**Exercise:** In the data that follows, how many lines include the string "this"? Answer with the number alone.

**Data records:**

◆ ◆ ◆ ◆ ◆

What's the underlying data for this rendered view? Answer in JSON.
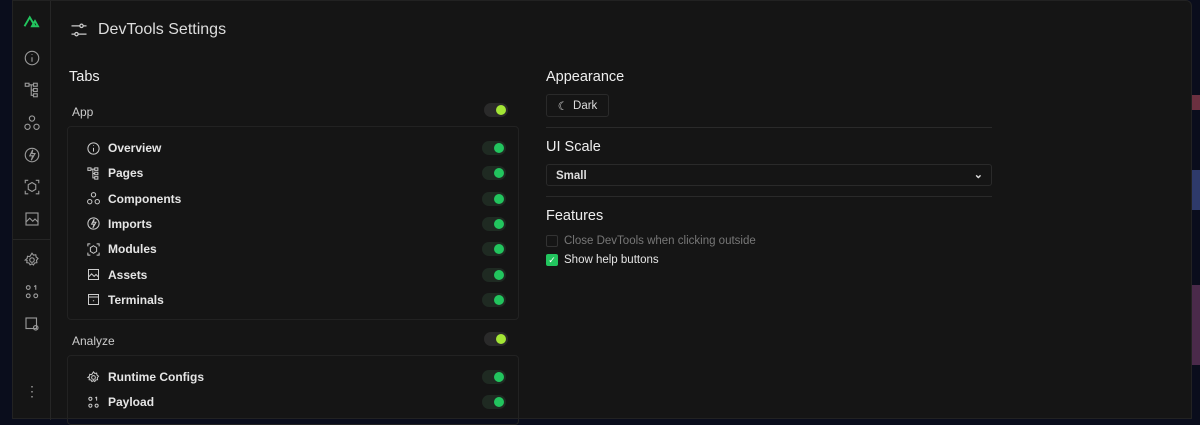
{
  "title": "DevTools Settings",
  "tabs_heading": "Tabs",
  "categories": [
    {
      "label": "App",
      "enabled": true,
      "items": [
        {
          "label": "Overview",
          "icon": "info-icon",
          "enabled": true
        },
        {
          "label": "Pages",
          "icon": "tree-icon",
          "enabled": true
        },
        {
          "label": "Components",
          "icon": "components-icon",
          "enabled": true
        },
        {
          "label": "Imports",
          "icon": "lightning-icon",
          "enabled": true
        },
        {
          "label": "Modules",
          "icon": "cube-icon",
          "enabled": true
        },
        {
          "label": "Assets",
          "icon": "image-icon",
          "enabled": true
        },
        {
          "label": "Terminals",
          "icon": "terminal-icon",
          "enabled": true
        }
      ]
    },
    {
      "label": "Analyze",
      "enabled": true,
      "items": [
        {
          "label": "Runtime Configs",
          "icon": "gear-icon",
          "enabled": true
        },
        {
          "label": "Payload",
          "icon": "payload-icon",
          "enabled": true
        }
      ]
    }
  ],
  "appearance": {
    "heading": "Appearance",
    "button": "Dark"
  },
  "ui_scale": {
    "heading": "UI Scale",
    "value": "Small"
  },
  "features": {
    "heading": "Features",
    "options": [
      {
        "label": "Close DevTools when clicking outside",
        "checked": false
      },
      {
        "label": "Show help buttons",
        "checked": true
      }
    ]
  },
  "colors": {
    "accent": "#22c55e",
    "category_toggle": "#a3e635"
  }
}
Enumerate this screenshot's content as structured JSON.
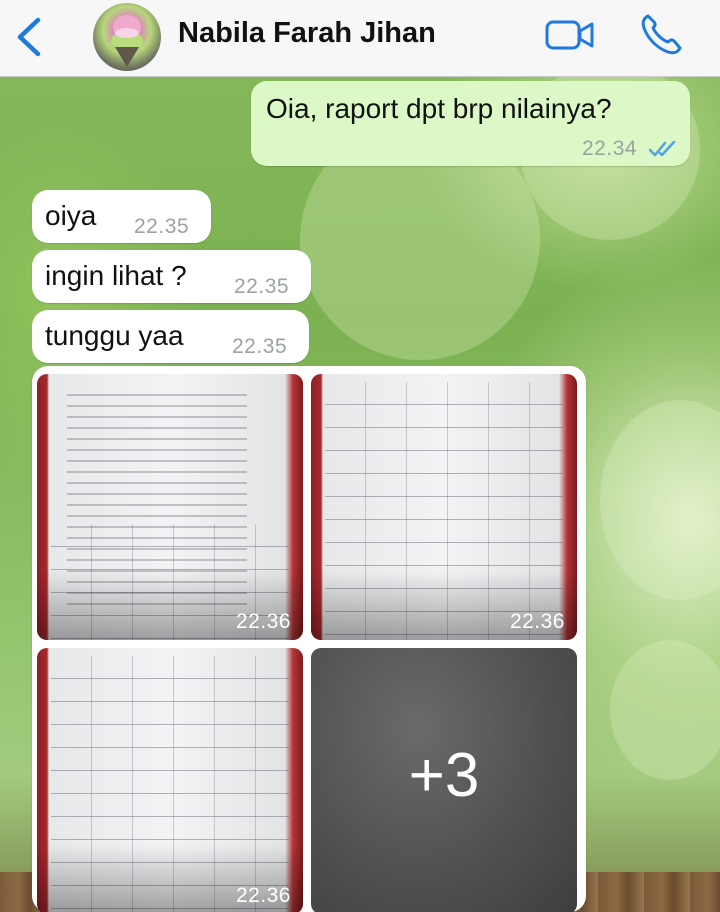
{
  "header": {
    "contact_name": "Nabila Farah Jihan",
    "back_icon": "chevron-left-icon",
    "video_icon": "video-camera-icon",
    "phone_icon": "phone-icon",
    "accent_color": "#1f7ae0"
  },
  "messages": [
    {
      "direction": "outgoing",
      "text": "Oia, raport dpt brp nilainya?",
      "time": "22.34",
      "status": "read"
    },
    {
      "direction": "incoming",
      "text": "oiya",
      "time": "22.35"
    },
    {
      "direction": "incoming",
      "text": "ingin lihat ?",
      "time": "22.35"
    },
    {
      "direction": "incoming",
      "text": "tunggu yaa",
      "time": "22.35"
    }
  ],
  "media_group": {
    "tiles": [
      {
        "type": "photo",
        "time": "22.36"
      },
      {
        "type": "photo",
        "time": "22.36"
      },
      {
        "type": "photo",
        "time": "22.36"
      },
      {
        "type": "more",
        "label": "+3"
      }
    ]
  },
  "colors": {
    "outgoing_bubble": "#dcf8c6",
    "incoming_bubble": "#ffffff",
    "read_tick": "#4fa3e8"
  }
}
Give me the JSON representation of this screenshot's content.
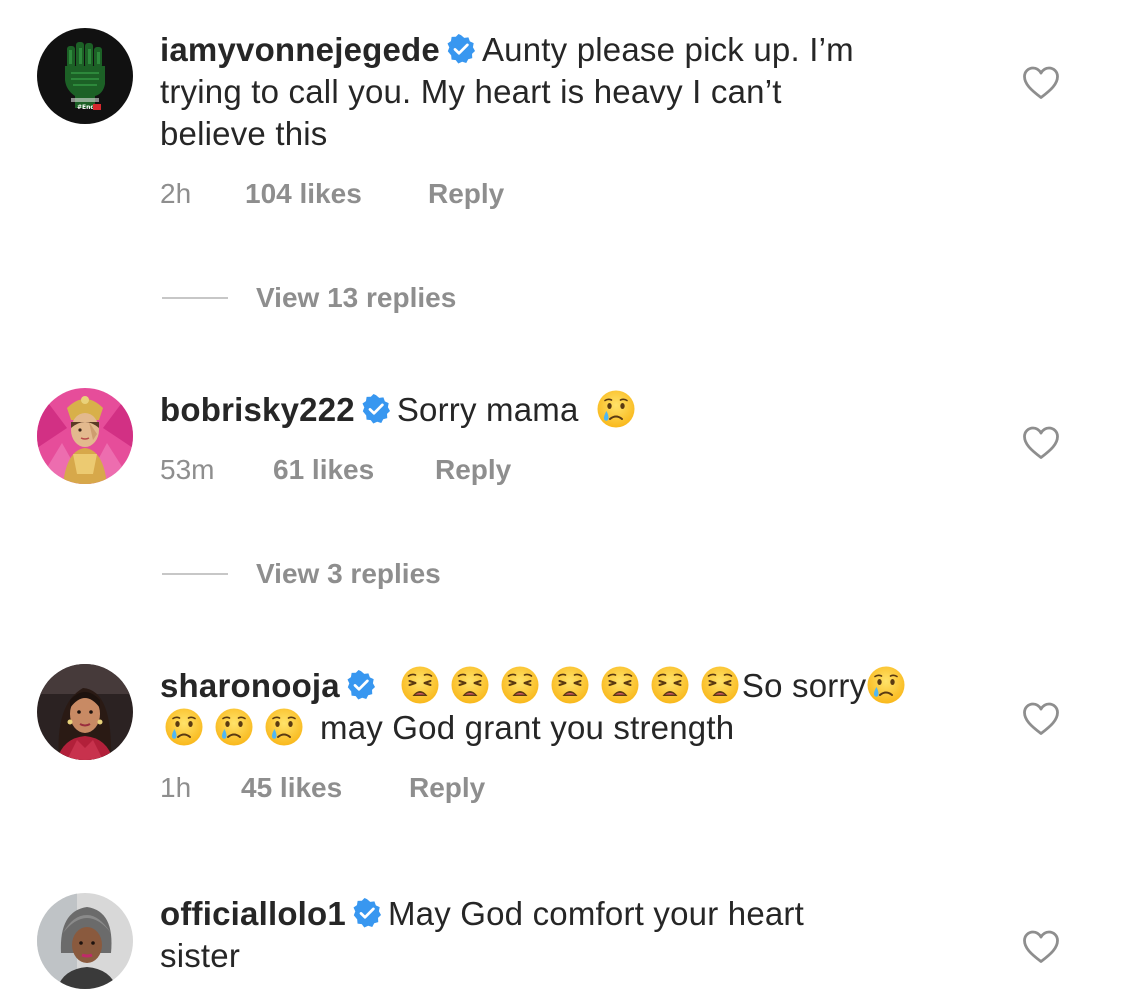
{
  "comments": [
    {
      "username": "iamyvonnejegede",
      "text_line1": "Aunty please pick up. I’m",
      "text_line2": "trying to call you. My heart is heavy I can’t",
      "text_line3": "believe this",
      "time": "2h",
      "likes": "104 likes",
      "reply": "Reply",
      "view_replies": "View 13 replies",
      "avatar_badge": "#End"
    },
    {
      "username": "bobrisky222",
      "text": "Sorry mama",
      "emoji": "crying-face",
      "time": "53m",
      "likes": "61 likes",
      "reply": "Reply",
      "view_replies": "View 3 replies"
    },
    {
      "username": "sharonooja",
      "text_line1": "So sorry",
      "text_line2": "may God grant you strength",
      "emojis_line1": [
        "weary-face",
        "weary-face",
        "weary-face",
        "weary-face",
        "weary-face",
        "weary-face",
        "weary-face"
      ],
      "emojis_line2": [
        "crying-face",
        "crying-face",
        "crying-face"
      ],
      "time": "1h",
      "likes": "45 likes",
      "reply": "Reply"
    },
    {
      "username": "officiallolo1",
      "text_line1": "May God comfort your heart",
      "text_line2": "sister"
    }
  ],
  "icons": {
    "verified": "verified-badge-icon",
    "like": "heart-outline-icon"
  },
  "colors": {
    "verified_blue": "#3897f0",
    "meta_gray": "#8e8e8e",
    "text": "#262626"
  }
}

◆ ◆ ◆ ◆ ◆

**Reply to the task:** 4